The following data will be shared: participants’ data that motivate the results reported in this article, after deidentification (text, tables, and figures). The data will be available beginning 9 months and ending 36 months after article publication. The data will be provided to researchers who provide a methodologically sound proposal, to achieve aims in the approved proposals. The proposals should be directed to Nathaniel Ivanick, MD, at [email protected] and Gal Shafirstein, DSc. at [email protected] . The data will be provided through an agreement with the Roswell Park Comprehensive Cancer Center.
Disclosure: Drs. Shafirstein, Bellnier, and Oakley are coinventors in patent applications (owned by Roswell Park Comprehensive Cancer Center) of a light dosimetry system for interstitial photodynamic therapy. Dr. Shafirstein acknowledges receiving research grant support including free Photofrin and fibers from Pinnacle Biologics Inc. for preclinical and clinical research at Roswell Park Comprehensive Cancer Center . Dr. Shafirstein acknowledges current service on a scientific advisory board with honoraria and stock options from Lumeda Inc. Dr. Shafirstein acknowledges serving as principal investigator of a National Institutes of Health / National Cancer Institute (NIH/NCI) award R44CA265656 made to Simphotek Inc. that funds the phase 2 follow-up study. Payments were made to Roswell Park Comprehensive Cancer Center. Dr. Ivanick acknowledges receiving free Photofrin and fibers from Pinnacle Biologics Inc. for clinical research at Roswell Park Comprehensive Cancer Center. Dr. Ivanick acknowledges serving as the principal investigator of the phase 2 follow-up clinical study in a NIH / NCI award R44CA265656 made to Simphotek Inc. Payments were made to Roswell Park Comprehensive Cancer Center. Drs. Oakley, Hutson, and Bellnier acknowledge serving as coinvestigators in a NIH / NCI award R44CA265656 made to Simphotek Inc. that funds the phase 2 follow-up study. Payments were made to Roswell Park Comprehensive Cancer Center. Dr. Busch reports receiving other support from Simphotek and personal fees from Lumeda and IBA. Dr. Kurenov has applied for a patent for the light delivery device and has listed Drs. Shafirstein, Ivanick, and Bellnier as coinventors on the application. The remaining authors declare no conflict of interest.

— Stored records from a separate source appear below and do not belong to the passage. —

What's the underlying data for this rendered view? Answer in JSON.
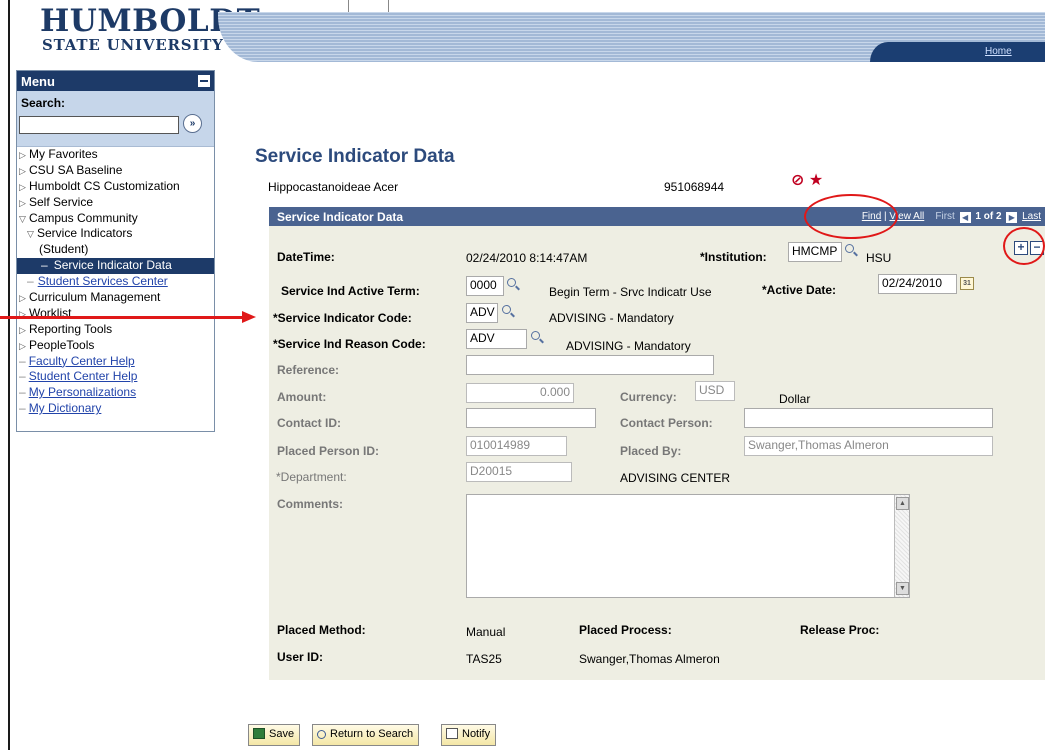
{
  "header": {
    "logo_line1": "HUMBOLDT",
    "logo_line2": "STATE UNIVERSITY",
    "home_link": "Home"
  },
  "sidebar": {
    "title": "Menu",
    "search_label": "Search:",
    "search_value": "",
    "items": [
      {
        "label": "My Favorites",
        "type": "collapsed"
      },
      {
        "label": "CSU SA Baseline",
        "type": "collapsed"
      },
      {
        "label": "Humboldt CS Customization",
        "type": "collapsed"
      },
      {
        "label": "Self Service",
        "type": "collapsed"
      },
      {
        "label": "Campus Community",
        "type": "expanded"
      },
      {
        "label": "Service Indicators",
        "type": "expanded-sub"
      },
      {
        "label": "(Student)",
        "type": "sub-continuation"
      },
      {
        "label": "Service Indicator Data",
        "type": "selected"
      },
      {
        "label": "Student Services Center",
        "type": "sub-link"
      },
      {
        "label": "Curriculum Management",
        "type": "collapsed"
      },
      {
        "label": "Worklist",
        "type": "collapsed"
      },
      {
        "label": "Reporting Tools",
        "type": "collapsed"
      },
      {
        "label": "PeopleTools",
        "type": "collapsed"
      },
      {
        "label": "Faculty Center Help",
        "type": "link"
      },
      {
        "label": "Student Center Help",
        "type": "link"
      },
      {
        "label": "My Personalizations",
        "type": "link"
      },
      {
        "label": "My Dictionary",
        "type": "link"
      }
    ]
  },
  "page": {
    "title": "Service Indicator Data",
    "person_name": "Hippocastanoideae Acer",
    "person_id": "951068944",
    "indicator_icons": "⊘ ★"
  },
  "panel": {
    "title": "Service Indicator Data",
    "nav_find": "Find",
    "nav_view_all": "View All",
    "nav_first": "First",
    "nav_position": "1 of 2",
    "nav_last": "Last",
    "datetime_label": "DateTime:",
    "datetime_value": "02/24/2010  8:14:47AM",
    "institution_label": "*Institution:",
    "institution_value": "HMCMP",
    "institution_desc": "HSU",
    "active_term_label": "Service Ind Active Term:",
    "active_term_value": "0000",
    "active_term_desc": "Begin Term - Srvc Indicatr Use",
    "active_date_label": "*Active Date:",
    "active_date_value": "02/24/2010",
    "indicator_code_label": "*Service Indicator Code:",
    "indicator_code_value": "ADV",
    "indicator_code_desc": "ADVISING - Mandatory",
    "reason_code_label": "*Service Ind Reason Code:",
    "reason_code_value": "ADV",
    "reason_code_desc": "ADVISING - Mandatory",
    "reference_label": "Reference:",
    "reference_value": "",
    "amount_label": "Amount:",
    "amount_value": "0.000",
    "currency_label": "Currency:",
    "currency_value": "USD",
    "currency_desc": "Dollar",
    "contact_id_label": "Contact ID:",
    "contact_id_value": "",
    "contact_person_label": "Contact Person:",
    "contact_person_value": "",
    "placed_person_label": "Placed Person ID:",
    "placed_person_value": "010014989",
    "placed_by_label": "Placed By:",
    "placed_by_value": "Swanger,Thomas Almeron",
    "department_label": "*Department:",
    "department_value": "D20015",
    "department_desc": "ADVISING CENTER",
    "comments_label": "Comments:",
    "comments_value": "",
    "placed_method_label": "Placed Method:",
    "placed_method_value": "Manual",
    "placed_process_label": "Placed Process:",
    "release_proc_label": "Release Proc:",
    "user_id_label": "User ID:",
    "user_id_value": "TAS25",
    "user_name_value": "Swanger,Thomas Almeron"
  },
  "buttons": {
    "save": "Save",
    "return_to_search": "Return to Search",
    "notify": "Notify"
  },
  "colors": {
    "brand_navy": "#1d3a68",
    "panel_header": "#4a6390",
    "panel_bg": "#eeeee3",
    "annotation_red": "#e01818"
  }
}
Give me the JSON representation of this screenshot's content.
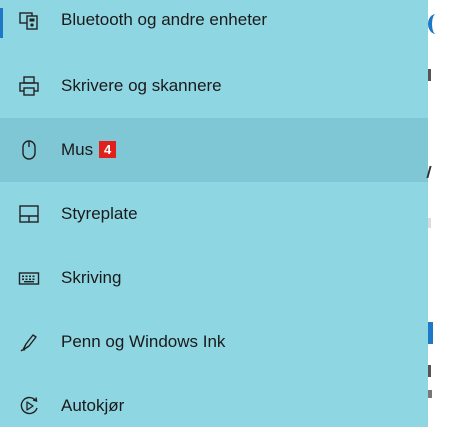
{
  "sidebar": {
    "items": [
      {
        "label": "Bluetooth og andre enheter",
        "icon": "bluetooth-devices-icon"
      },
      {
        "label": "Skrivere og skannere",
        "icon": "printer-icon"
      },
      {
        "label": "Mus",
        "icon": "mouse-icon",
        "badge": "4"
      },
      {
        "label": "Styreplate",
        "icon": "touchpad-icon"
      },
      {
        "label": "Skriving",
        "icon": "keyboard-icon"
      },
      {
        "label": "Penn og Windows Ink",
        "icon": "pen-icon"
      },
      {
        "label": "Autokjør",
        "icon": "autoplay-icon"
      }
    ]
  },
  "colors": {
    "sidebar_bg": "#8fd6e3",
    "selected_bg": "#7fc7d4",
    "accent": "#1d78c8",
    "badge_bg": "#e0211b"
  }
}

Cite this article as: Ivanick NM, Oakley ER, Kunadharaju R, et al. First-in-human computer-optimized endobronchial ultrasound-guided interstitial photodynamic therapy for patients with extrabronchial/endobronchial obstructing malignancies. JTO Clin Res Rep. 2022;3:100372.